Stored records

##############################

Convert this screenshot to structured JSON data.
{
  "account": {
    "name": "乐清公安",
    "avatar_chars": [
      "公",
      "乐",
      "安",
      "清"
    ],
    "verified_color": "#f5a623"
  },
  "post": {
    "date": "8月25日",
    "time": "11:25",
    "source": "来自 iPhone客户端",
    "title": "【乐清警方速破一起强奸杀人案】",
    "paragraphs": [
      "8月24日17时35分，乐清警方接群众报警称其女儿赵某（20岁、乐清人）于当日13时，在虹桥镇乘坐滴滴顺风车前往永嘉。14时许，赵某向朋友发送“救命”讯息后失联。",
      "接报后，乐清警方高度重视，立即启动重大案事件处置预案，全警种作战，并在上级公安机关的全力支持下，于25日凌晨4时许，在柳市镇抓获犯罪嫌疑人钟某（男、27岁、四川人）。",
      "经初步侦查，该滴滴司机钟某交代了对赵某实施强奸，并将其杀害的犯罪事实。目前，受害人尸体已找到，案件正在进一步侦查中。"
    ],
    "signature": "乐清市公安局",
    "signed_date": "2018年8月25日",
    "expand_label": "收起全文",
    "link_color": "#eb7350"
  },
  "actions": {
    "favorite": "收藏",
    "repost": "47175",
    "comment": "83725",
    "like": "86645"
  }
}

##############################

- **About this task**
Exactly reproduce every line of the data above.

- **Response box**
Convert this screenshot to structured JSON data.
{
  "account": {
    "name": "乐清公安",
    "avatar_chars": [
      "公",
      "乐",
      "安",
      "清"
    ],
    "verified_color": "#f5a623"
  },
  "post": {
    "date": "8月25日",
    "time": "11:25",
    "source": "来自 iPhone客户端",
    "title": "【乐清警方速破一起强奸杀人案】",
    "paragraphs": [
      "8月24日17时35分，乐清警方接群众报警称其女儿赵某（20岁、乐清人）于当日13时，在虹桥镇乘坐滴滴顺风车前往永嘉。14时许，赵某向朋友发送“救命”讯息后失联。",
      "接报后，乐清警方高度重视，立即启动重大案事件处置预案，全警种作战，并在上级公安机关的全力支持下，于25日凌晨4时许，在柳市镇抓获犯罪嫌疑人钟某（男、27岁、四川人）。",
      "经初步侦查，该滴滴司机钟某交代了对赵某实施强奸，并将其杀害的犯罪事实。目前，受害人尸体已找到，案件正在进一步侦查中。"
    ],
    "signature": "乐清市公安局",
    "signed_date": "2018年8月25日",
    "expand_label": "收起全文",
    "link_color": "#eb7350"
  },
  "actions": {
    "favorite": "收藏",
    "repost": "47175",
    "comment": "83725",
    "like": "86645"
  }
}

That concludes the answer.